Nevada Supreme Court Decision
While rejecting most of the claims that were raised on appeal, the Nevada Supreme Court noted that one had merit. Lobato’s postconviction lawyer argued that her trial lawyer should have retained a forensic pathologist or a forensic entomologist to narrow the time of the victim’s death. Doing so could have cemented Lobato’s alibi.
Lobato’s postconviction attorney presented the affidavits of three forensic entomologists who opined that the victim died after 8:00 p.m. on July 8. An affidavit from a forensic pathologist averred that the victim could not have been dead for more than a few hours when the victim’s body was discovered. Lobato’s uncontested alibi established that she was in Panaca, not Las Vegas, during that time frame.
The trial court did not grant Lobato a post-conviction hearing to establish whether her expert witnesses could have presented reliable evidence in support of her defense. The court discounted the affidavits because they had not been subjected to cross-examination, but as the Nevada Supreme Court noted, they were not subject to cross-examination because the trial court refused to allow a hearing during which the experts could testify and be cross-examined.

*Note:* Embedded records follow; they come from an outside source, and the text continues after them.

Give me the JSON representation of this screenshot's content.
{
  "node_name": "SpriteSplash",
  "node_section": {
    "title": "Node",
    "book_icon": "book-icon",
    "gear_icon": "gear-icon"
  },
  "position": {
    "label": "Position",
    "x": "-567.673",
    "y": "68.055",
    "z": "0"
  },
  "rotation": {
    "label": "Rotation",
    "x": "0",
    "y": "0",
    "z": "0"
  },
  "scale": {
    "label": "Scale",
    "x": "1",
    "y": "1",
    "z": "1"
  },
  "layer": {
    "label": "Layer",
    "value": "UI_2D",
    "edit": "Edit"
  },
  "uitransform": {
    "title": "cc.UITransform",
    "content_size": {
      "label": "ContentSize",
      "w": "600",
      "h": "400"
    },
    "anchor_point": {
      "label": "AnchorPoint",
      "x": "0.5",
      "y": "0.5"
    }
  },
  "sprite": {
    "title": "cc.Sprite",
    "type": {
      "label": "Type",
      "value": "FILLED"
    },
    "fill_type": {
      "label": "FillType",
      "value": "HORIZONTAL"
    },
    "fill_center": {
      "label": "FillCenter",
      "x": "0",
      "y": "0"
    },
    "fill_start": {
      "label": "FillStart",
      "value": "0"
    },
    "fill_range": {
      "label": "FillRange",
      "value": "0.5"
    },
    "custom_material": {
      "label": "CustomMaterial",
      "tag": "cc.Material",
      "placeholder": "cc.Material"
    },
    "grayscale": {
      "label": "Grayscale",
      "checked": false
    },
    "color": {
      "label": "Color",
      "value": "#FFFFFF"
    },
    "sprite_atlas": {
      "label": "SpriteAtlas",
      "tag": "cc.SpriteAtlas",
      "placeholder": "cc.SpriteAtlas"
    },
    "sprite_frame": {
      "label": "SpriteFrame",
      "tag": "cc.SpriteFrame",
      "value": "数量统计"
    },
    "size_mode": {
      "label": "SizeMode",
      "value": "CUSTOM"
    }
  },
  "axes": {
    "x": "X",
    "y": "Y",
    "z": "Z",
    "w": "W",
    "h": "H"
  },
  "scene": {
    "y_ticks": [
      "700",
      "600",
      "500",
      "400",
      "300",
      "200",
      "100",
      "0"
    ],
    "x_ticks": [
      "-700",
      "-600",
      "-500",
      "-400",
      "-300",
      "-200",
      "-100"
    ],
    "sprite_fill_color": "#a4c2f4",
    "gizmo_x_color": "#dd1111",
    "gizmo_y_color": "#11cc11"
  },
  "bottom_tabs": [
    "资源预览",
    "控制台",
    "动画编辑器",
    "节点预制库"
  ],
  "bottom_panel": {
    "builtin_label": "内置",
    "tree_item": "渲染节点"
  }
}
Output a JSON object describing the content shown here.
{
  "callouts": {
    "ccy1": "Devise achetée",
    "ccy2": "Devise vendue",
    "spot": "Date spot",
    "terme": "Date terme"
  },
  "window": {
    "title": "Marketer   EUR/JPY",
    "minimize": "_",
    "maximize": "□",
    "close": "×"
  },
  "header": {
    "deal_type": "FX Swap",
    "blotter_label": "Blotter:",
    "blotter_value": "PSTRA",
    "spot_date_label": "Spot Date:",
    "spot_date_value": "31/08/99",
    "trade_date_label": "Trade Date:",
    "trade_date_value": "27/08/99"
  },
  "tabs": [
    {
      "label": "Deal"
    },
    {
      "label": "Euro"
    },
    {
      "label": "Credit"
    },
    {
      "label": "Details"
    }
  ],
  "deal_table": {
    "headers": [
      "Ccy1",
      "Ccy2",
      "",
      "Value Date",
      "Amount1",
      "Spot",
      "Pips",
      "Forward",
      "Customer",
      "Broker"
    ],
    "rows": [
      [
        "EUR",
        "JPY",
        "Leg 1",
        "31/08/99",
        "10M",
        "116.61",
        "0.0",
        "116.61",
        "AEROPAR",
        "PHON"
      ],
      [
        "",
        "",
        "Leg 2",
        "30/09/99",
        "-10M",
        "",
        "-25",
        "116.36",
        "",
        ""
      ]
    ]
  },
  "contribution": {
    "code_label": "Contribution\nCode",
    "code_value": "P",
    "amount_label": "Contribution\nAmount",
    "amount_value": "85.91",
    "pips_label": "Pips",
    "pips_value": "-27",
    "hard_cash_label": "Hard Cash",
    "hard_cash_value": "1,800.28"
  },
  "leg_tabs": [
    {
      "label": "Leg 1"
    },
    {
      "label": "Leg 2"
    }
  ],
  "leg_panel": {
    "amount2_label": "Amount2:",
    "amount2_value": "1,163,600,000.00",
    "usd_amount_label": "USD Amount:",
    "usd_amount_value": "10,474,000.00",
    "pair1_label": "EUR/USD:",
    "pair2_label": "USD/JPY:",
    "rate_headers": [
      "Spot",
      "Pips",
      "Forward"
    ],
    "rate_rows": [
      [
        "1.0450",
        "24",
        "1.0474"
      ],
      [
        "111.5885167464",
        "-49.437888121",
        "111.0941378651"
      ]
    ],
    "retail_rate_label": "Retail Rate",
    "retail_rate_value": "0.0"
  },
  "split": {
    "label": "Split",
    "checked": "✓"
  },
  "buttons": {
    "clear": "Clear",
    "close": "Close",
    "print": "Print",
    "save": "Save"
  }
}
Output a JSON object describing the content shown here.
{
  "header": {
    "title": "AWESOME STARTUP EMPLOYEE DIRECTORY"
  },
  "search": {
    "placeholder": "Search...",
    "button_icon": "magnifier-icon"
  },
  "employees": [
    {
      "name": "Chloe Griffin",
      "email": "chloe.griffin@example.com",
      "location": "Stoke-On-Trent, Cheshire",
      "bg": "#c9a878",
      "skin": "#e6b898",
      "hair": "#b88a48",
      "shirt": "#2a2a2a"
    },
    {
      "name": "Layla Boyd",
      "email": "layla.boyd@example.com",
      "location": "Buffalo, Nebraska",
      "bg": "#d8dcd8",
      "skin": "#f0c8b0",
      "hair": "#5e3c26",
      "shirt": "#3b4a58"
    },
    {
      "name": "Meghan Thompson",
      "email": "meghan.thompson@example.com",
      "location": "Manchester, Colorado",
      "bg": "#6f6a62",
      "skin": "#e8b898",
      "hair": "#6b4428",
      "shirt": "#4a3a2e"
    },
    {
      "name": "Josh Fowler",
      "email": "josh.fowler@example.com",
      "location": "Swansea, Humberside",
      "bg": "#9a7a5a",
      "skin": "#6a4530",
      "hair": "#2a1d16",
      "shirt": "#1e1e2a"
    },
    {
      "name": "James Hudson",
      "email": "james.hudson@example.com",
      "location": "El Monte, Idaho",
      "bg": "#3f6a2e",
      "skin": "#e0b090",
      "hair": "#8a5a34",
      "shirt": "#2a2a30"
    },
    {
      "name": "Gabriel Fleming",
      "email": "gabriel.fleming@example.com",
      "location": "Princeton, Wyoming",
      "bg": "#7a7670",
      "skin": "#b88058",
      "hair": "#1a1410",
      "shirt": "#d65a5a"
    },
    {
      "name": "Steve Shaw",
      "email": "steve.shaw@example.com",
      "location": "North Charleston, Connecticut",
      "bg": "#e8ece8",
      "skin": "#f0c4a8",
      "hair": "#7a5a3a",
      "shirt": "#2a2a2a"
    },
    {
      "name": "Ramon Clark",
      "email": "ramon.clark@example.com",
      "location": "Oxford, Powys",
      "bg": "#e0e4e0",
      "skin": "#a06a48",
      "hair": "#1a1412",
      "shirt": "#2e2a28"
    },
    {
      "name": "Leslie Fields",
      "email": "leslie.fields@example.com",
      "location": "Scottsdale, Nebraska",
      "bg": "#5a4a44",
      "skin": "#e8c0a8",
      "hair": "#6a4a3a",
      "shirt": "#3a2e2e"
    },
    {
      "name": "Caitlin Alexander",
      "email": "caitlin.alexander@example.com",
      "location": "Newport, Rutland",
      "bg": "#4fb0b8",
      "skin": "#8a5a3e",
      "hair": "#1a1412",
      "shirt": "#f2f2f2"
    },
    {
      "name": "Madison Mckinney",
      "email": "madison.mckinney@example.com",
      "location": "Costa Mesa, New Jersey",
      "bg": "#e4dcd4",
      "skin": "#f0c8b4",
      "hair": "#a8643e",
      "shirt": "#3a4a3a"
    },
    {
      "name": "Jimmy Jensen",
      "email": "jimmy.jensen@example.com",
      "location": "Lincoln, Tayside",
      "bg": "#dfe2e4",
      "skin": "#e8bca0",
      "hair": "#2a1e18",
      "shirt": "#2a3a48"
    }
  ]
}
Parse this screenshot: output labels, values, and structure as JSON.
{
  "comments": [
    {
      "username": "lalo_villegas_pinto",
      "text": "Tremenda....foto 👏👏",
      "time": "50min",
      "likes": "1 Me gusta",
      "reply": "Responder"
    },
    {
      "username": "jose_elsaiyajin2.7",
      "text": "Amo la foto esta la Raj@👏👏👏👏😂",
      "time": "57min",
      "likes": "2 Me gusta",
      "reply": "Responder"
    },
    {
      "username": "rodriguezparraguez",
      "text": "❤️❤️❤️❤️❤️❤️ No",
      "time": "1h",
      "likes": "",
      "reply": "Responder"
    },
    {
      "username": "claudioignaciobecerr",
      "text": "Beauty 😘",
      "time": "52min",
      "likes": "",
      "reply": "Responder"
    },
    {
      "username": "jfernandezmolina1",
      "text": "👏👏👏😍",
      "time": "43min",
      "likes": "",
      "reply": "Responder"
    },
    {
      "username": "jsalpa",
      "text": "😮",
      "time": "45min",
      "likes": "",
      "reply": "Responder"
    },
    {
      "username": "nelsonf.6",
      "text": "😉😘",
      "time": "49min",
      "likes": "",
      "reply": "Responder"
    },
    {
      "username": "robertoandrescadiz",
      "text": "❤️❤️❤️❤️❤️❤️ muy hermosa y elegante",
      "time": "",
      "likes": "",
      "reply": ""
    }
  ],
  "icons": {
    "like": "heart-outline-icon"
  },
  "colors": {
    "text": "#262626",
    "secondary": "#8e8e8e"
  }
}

The Supreme Court held that the expert testimony, if admitted at trial, would have been sufficient to create a reasonable doubt about Lobato’s guilt. The court therefore remanded the case to the trial court to determine whether the trial attorney had a legitimate strategic reason for failing to investigate, and narrow down, the victim’s time of death. If the trial court agrees that trial counsel was ineffective, it will be required to grant Lobato a new trial.